* Goal of the exercise *
Your answer must be an exact copy of all the entries.

* The records *
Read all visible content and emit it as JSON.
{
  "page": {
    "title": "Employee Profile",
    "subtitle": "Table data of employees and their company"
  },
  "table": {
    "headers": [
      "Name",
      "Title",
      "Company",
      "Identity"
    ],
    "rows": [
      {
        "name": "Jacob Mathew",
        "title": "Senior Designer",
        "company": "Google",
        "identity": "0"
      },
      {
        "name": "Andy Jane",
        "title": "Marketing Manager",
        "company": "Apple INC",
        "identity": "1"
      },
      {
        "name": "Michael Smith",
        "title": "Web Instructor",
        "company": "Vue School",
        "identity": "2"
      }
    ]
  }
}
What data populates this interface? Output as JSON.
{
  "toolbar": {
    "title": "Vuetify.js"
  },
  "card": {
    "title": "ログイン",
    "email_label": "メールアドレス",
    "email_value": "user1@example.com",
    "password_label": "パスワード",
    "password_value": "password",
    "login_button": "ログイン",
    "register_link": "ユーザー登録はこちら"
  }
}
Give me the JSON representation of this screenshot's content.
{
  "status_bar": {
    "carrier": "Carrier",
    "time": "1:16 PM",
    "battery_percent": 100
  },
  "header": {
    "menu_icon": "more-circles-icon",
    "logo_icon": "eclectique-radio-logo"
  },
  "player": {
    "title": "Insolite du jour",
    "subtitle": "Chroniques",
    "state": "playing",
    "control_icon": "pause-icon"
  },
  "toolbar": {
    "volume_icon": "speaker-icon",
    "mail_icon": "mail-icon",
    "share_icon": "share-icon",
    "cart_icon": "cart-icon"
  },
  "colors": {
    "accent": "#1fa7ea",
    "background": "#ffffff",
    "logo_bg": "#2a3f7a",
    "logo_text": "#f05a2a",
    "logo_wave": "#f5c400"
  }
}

* Written response *
Read all visible content and emit it as JSON.
{
  "page": {
    "title": "Employee Profile",
    "subtitle": "Table data of employees and their company"
  },
  "table": {
    "headers": [
      "Name",
      "Title",
      "Company",
      "Identity"
    ],
    "rows": [
      {
        "name": "Jacob Mathew",
        "title": "Senior Designer",
        "company": "Google",
        "identity": "0"
      },
      {
        "name": "Andy Jane",
        "title": "Marketing Manager",
        "company": "Apple INC",
        "identity": "1"
      },
      {
        "name": "Michael Smith",
        "title": "Web Instructor",
        "company": "Vue School",
        "identity": "2"
      }
    ]
  }
}
What data populates this interface? Output as JSON.
{
  "toolbar": {
    "title": "Vuetify.js"
  },
  "card": {
    "title": "ログイン",
    "email_label": "メールアドレス",
    "email_value": "user1@example.com",
    "password_label": "パスワード",
    "password_value": "password",
    "login_button": "ログイン",
    "register_link": "ユーザー登録はこちら"
  }
}
Give me the JSON representation of this screenshot's content.
{
  "status_bar": {
    "carrier": "Carrier",
    "time": "1:16 PM",
    "battery_percent": 100
  },
  "header": {
    "menu_icon": "more-circles-icon",
    "logo_icon": "eclectique-radio-logo"
  },
  "player": {
    "title": "Insolite du jour",
    "subtitle": "Chroniques",
    "state": "playing",
    "control_icon": "pause-icon"
  },
  "toolbar": {
    "volume_icon": "speaker-icon",
    "mail_icon": "mail-icon",
    "share_icon": "share-icon",
    "cart_icon": "cart-icon"
  },
  "colors": {
    "accent": "#1fa7ea",
    "background": "#ffffff",
    "logo_bg": "#2a3f7a",
    "logo_text": "#f05a2a",
    "logo_wave": "#f5c400"
  }
}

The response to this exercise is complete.